According to the USCIS, in 2012, 1 in every 400 cases submitted to E-Verify regarding a TNC determination were reversed upon appeal by the worker. The ACLU is correct to note that while it does not seem like that many people but with over 150 million workers in our country, that would be 400,000 people would have been deprived of their ability to work. While employers are not supposed to be able to take adverse action against those who contest their TNC status, some employers end up doing so. For instance, in the Westat study for the USCIS, 17.1% of employers admitted to restricting work assignments until authorization was confirmed, 15.4% reported delaying training until authorization was confirmed, and 2.5% reported reducing pay during the verification process.  In one survey of immigrant workers in Arizona, a third were immediately fired after receiving a TNC violating the rules that were already in effect. Even worse, since the employee has to take the matter into his own hands to contest the TNC, a worker is often at the mercy of the employer to get time off to do so. Since the hotlines are only open from 8:00 AM – 5:00 PM and the local offices are only open during normal business hours, it is fairly difficult for a worker to do so.

Per the ACLU, “The GAO found that from April through June of 2008, the TNC rate for employees who were eventually authorized to work was approximately 20 times higher for foreign-born employees than for U.s. – born employees.” The Migration Policy Institute notes that “erroneous nonconfirmations will disproportionately affect citizens with foreign names, naturalized citizens, and legal immigrants.” So while it will disproportionately affect people in those categories, the GAO predicted that 164,000 citizens per year will receive a TNC for issues related to name changes.
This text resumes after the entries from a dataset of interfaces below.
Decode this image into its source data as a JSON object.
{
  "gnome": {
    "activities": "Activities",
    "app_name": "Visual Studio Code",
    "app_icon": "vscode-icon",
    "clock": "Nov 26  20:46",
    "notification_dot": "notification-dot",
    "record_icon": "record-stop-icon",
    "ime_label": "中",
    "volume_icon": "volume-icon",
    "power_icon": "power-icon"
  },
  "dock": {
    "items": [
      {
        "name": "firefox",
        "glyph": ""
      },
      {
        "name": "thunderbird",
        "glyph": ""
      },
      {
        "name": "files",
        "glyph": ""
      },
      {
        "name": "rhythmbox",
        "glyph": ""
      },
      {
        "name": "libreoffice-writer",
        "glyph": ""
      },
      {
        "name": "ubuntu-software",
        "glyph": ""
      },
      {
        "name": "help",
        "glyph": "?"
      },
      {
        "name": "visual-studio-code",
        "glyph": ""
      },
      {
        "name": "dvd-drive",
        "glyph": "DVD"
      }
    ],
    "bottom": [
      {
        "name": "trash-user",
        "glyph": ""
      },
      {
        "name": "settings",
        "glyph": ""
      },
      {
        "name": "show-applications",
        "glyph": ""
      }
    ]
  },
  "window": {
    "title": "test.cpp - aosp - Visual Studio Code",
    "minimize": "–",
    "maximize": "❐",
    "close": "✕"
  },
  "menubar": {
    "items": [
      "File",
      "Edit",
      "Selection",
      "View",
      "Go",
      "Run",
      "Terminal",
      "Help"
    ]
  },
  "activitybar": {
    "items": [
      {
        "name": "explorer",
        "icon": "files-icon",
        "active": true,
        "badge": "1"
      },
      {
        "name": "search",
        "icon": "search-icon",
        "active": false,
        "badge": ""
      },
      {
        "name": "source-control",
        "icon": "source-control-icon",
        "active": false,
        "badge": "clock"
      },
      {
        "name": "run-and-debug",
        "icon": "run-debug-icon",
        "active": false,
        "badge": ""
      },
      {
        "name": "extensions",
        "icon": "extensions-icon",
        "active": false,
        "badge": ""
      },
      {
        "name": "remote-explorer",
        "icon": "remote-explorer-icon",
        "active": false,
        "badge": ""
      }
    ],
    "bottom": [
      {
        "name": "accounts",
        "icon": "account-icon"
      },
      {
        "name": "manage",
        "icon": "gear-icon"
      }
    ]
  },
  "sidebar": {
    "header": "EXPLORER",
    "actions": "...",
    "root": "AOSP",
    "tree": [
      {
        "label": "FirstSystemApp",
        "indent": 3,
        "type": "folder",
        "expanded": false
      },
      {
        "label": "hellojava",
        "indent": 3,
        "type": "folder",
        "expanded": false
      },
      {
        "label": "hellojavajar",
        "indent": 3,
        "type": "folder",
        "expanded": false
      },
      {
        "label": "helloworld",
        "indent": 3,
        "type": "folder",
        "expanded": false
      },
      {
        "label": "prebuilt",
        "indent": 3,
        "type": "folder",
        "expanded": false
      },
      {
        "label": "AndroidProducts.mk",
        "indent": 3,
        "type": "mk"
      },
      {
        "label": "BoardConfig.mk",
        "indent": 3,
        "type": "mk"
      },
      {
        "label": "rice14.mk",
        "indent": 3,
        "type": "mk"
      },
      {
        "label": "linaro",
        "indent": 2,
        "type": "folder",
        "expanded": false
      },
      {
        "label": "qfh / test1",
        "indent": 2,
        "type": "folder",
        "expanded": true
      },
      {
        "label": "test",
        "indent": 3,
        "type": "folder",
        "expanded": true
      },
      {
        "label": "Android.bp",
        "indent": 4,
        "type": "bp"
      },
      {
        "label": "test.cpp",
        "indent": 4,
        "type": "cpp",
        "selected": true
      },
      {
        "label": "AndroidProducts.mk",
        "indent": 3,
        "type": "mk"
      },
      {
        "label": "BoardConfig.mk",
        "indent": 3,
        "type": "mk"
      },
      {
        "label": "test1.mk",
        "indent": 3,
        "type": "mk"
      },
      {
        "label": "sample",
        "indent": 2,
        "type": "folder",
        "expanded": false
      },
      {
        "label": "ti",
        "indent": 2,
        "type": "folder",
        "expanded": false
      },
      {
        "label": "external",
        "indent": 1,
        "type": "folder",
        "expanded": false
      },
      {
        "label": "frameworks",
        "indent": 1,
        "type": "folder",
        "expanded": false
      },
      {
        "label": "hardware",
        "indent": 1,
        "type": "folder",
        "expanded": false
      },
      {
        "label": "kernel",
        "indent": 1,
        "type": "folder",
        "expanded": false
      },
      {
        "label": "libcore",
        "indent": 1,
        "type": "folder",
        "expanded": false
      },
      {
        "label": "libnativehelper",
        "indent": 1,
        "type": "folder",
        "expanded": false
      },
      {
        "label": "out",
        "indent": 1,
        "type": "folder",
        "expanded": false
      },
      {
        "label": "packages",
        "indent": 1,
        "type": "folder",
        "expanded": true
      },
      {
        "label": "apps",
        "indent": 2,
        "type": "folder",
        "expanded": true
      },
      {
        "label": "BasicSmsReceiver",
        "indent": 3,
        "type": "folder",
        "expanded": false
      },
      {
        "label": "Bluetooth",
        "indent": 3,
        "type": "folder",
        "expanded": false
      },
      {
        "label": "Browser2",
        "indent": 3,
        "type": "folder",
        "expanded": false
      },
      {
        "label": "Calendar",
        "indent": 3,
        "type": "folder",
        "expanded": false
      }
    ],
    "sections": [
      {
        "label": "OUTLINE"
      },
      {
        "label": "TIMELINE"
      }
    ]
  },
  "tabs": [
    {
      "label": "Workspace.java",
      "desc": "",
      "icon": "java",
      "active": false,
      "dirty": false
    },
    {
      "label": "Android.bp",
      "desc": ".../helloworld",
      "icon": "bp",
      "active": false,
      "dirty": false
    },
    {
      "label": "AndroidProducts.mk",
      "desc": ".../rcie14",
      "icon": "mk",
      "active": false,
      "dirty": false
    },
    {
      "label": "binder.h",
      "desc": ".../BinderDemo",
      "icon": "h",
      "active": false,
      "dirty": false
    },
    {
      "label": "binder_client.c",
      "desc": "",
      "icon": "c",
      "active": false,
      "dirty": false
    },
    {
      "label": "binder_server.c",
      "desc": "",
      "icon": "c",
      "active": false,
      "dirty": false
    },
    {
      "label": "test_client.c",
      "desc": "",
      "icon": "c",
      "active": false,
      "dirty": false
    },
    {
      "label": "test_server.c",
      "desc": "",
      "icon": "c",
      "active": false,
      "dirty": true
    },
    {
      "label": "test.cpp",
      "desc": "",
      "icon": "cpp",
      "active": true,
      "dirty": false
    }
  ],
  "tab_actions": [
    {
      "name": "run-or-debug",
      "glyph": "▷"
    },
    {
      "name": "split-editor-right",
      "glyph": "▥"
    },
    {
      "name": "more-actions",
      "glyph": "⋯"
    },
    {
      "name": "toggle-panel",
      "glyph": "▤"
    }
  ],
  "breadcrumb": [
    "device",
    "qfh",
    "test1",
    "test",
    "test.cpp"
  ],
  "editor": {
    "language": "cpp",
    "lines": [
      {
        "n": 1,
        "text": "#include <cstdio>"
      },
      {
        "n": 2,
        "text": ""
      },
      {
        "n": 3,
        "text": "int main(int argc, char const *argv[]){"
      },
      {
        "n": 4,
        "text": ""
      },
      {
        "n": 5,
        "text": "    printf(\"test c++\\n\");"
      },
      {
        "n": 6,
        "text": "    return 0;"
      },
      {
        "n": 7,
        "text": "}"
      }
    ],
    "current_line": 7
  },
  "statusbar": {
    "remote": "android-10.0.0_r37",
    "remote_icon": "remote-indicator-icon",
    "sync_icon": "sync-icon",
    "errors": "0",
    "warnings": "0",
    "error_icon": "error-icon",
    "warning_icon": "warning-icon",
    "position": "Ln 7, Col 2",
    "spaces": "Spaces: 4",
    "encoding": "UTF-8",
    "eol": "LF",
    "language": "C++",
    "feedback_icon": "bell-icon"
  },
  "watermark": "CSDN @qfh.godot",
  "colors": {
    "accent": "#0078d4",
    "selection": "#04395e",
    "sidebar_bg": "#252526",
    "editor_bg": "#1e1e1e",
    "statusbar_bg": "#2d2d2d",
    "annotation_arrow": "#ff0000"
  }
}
The erroneous thought is that it will only impact those who are unauthorized to work under the false premise that if you’ve done nothing wrong, you have nothing to fear. But there will almost certainly be an impact on nearly every American.

The U.S. Chamber of Commerce often complains about the number of rules and regulations that small businesses have to follow that bury the businesses without a way of getting out to create much needed jobs. The National Immigration Law Center points out the potential impacts on small businesses with mandatory E-Verify.  An Arizona small business owner Mike Castillo stated “the program isn’t user-friendly for small business owners.” Arizona is one of the states that requires employers to use E-Verify. Castillo complained about a technical glitch that took several days to fix made it difficult for him to make a part-time hire taking time away from his core business. According to the National Immigration Law Center, only 12% of E-Verify users are small businesses, noting that many farms and small businesses do not have high-speed internet access. A Bloomberg analysis found that the use of E-Verify would have cost small businesses $2.6 billion in 2010. Bloomberg estimates that E-Verify cost small businesses currently in E-Verify $81 million. One small business in Maryland stated that it would cost $27,000 for the company to use E-Verify for one year.

The National Immigration Law Center estimates that between 50 and 75% of the U.S. agricultural labor force is made up of unauthorized workers. The National Immigration Law Center compiled testimony from Rick Roth, a farmer in Florida who said that he could not get legal residents to harvest his crops and a mandatory E-Verify bill would bankrupt farmers. The U.S. Department of Agriculture estimates that for every 1 on-farm job there are about 3.1 upstream and downstream jobs, that support and are created by the growing of agricultural products.